No record may be omitted; give all of them again exactly.
BEGIN RECORDS TO USE
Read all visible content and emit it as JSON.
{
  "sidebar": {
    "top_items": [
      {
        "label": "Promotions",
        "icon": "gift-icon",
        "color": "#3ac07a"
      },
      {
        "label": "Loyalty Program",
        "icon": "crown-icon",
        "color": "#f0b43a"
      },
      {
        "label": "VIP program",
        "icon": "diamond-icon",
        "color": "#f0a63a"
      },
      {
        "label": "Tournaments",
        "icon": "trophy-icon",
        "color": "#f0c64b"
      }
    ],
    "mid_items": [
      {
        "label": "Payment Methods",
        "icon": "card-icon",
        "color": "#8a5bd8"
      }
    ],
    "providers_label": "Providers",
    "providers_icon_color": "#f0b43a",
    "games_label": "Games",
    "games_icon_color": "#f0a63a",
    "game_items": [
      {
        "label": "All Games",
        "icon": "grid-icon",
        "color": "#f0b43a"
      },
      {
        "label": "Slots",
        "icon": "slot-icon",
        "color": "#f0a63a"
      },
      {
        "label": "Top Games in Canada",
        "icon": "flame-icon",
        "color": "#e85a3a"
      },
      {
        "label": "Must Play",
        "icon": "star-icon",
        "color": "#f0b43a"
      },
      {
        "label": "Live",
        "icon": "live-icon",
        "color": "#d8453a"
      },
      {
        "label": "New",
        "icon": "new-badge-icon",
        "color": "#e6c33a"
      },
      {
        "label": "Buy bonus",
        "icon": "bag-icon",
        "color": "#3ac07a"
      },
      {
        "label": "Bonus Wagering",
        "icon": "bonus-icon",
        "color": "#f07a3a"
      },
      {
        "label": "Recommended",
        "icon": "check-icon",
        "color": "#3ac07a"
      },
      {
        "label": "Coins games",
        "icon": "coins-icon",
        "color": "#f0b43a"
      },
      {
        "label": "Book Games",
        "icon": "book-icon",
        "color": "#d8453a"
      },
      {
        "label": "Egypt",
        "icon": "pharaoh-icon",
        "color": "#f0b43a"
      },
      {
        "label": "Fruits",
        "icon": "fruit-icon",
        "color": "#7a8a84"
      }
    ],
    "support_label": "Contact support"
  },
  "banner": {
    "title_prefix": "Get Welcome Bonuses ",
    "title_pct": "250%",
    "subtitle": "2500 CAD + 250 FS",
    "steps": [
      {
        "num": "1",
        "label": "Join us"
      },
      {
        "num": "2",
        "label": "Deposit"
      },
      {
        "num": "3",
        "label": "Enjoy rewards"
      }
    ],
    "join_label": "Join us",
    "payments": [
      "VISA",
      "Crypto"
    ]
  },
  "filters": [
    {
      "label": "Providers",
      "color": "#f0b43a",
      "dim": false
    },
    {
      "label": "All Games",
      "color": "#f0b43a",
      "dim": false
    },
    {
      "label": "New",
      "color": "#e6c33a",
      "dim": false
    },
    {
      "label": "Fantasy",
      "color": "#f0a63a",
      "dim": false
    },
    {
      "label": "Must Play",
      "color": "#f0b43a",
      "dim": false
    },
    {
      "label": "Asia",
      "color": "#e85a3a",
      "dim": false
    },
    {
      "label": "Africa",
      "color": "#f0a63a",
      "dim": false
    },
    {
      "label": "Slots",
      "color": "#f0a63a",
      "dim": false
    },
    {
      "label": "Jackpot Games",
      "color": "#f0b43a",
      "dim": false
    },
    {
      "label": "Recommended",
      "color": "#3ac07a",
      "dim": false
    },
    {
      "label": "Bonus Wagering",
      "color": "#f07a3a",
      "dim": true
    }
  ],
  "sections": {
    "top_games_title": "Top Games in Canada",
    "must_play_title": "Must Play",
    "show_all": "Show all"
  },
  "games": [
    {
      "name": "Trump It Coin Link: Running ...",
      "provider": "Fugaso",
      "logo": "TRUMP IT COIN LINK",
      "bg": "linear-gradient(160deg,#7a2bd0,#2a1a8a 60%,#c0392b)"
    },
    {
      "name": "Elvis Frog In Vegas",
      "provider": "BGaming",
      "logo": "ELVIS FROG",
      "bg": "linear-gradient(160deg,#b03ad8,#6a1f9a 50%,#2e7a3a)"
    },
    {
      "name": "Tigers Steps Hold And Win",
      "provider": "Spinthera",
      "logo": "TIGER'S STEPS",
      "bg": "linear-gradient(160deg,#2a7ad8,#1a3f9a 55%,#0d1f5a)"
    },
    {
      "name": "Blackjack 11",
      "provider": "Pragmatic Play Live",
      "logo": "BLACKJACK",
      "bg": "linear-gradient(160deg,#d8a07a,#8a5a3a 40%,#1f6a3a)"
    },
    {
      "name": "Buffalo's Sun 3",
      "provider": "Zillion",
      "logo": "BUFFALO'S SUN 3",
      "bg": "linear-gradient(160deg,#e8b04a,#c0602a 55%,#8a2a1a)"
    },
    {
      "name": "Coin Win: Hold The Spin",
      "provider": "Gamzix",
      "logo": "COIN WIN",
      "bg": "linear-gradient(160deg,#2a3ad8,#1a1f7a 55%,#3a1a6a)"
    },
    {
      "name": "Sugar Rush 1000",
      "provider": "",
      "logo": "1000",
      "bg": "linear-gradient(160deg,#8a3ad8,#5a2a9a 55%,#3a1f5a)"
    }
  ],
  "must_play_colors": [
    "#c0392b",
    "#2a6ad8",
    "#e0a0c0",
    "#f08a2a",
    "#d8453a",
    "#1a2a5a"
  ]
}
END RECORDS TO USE
*RESPONSE AREA:*
Read all visible content and emit it as JSON.
{
  "sidebar": {
    "top_items": [
      {
        "label": "Promotions",
        "icon": "gift-icon",
        "color": "#3ac07a"
      },
      {
        "label": "Loyalty Program",
        "icon": "crown-icon",
        "color": "#f0b43a"
      },
      {
        "label": "VIP program",
        "icon": "diamond-icon",
        "color": "#f0a63a"
      },
      {
        "label": "Tournaments",
        "icon": "trophy-icon",
        "color": "#f0c64b"
      }
    ],
    "mid_items": [
      {
        "label": "Payment Methods",
        "icon": "card-icon",
        "color": "#8a5bd8"
      }
    ],
    "providers_label": "Providers",
    "providers_icon_color": "#f0b43a",
    "games_label": "Games",
    "games_icon_color": "#f0a63a",
    "game_items": [
      {
        "label": "All Games",
        "icon": "grid-icon",
        "color": "#f0b43a"
      },
      {
        "label": "Slots",
        "icon": "slot-icon",
        "color": "#f0a63a"
      },
      {
        "label": "Top Games in Canada",
        "icon": "flame-icon",
        "color": "#e85a3a"
      },
      {
        "label": "Must Play",
        "icon": "star-icon",
        "color": "#f0b43a"
      },
      {
        "label": "Live",
        "icon": "live-icon",
        "color": "#d8453a"
      },
      {
        "label": "New",
        "icon": "new-badge-icon",
        "color": "#e6c33a"
      },
      {
        "label": "Buy bonus",
        "icon": "bag-icon",
        "color": "#3ac07a"
      },
      {
        "label": "Bonus Wagering",
        "icon": "bonus-icon",
        "color": "#f07a3a"
      },
      {
        "label": "Recommended",
        "icon": "check-icon",
        "color": "#3ac07a"
      },
      {
        "label": "Coins games",
        "icon": "coins-icon",
        "color": "#f0b43a"
      },
      {
        "label": "Book Games",
        "icon": "book-icon",
        "color": "#d8453a"
      },
      {
        "label": "Egypt",
        "icon": "pharaoh-icon",
        "color": "#f0b43a"
      },
      {
        "label": "Fruits",
        "icon": "fruit-icon",
        "color": "#7a8a84"
      }
    ],
    "support_label": "Contact support"
  },
  "banner": {
    "title_prefix": "Get Welcome Bonuses ",
    "title_pct": "250%",
    "subtitle": "2500 CAD + 250 FS",
    "steps": [
      {
        "num": "1",
        "label": "Join us"
      },
      {
        "num": "2",
        "label": "Deposit"
      },
      {
        "num": "3",
        "label": "Enjoy rewards"
      }
    ],
    "join_label": "Join us",
    "payments": [
      "VISA",
      "Crypto"
    ]
  },
  "filters": [
    {
      "label": "Providers",
      "color": "#f0b43a",
      "dim": false
    },
    {
      "label": "All Games",
      "color": "#f0b43a",
      "dim": false
    },
    {
      "label": "New",
      "color": "#e6c33a",
      "dim": false
    },
    {
      "label": "Fantasy",
      "color": "#f0a63a",
      "dim": false
    },
    {
      "label": "Must Play",
      "color": "#f0b43a",
      "dim": false
    },
    {
      "label": "Asia",
      "color": "#e85a3a",
      "dim": false
    },
    {
      "label": "Africa",
      "color": "#f0a63a",
      "dim": false
    },
    {
      "label": "Slots",
      "color": "#f0a63a",
      "dim": false
    },
    {
      "label": "Jackpot Games",
      "color": "#f0b43a",
      "dim": false
    },
    {
      "label": "Recommended",
      "color": "#3ac07a",
      "dim": false
    },
    {
      "label": "Bonus Wagering",
      "color": "#f07a3a",
      "dim": true
    }
  ],
  "sections": {
    "top_games_title": "Top Games in Canada",
    "must_play_title": "Must Play",
    "show_all": "Show all"
  },
  "games": [
    {
      "name": "Trump It Coin Link: Running ...",
      "provider": "Fugaso",
      "logo": "TRUMP IT COIN LINK",
      "bg": "linear-gradient(160deg,#7a2bd0,#2a1a8a 60%,#c0392b)"
    },
    {
      "name": "Elvis Frog In Vegas",
      "provider": "BGaming",
      "logo": "ELVIS FROG",
      "bg": "linear-gradient(160deg,#b03ad8,#6a1f9a 50%,#2e7a3a)"
    },
    {
      "name": "Tigers Steps Hold And Win",
      "provider": "Spinthera",
      "logo": "TIGER'S STEPS",
      "bg": "linear-gradient(160deg,#2a7ad8,#1a3f9a 55%,#0d1f5a)"
    },
    {
      "name": "Blackjack 11",
      "provider": "Pragmatic Play Live",
      "logo": "BLACKJACK",
      "bg": "linear-gradient(160deg,#d8a07a,#8a5a3a 40%,#1f6a3a)"
    },
    {
      "name": "Buffalo's Sun 3",
      "provider": "Zillion",
      "logo": "BUFFALO'S SUN 3",
      "bg": "linear-gradient(160deg,#e8b04a,#c0602a 55%,#8a2a1a)"
    },
    {
      "name": "Coin Win: Hold The Spin",
      "provider": "Gamzix",
      "logo": "COIN WIN",
      "bg": "linear-gradient(160deg,#2a3ad8,#1a1f7a 55%,#3a1a6a)"
    },
    {
      "name": "Sugar Rush 1000",
      "provider": "",
      "logo": "1000",
      "bg": "linear-gradient(160deg,#8a3ad8,#5a2a9a 55%,#3a1f5a)"
    }
  ],
  "must_play_colors": [
    "#c0392b",
    "#2a6ad8",
    "#e0a0c0",
    "#f08a2a",
    "#d8453a",
    "#1a2a5a"
  ]
}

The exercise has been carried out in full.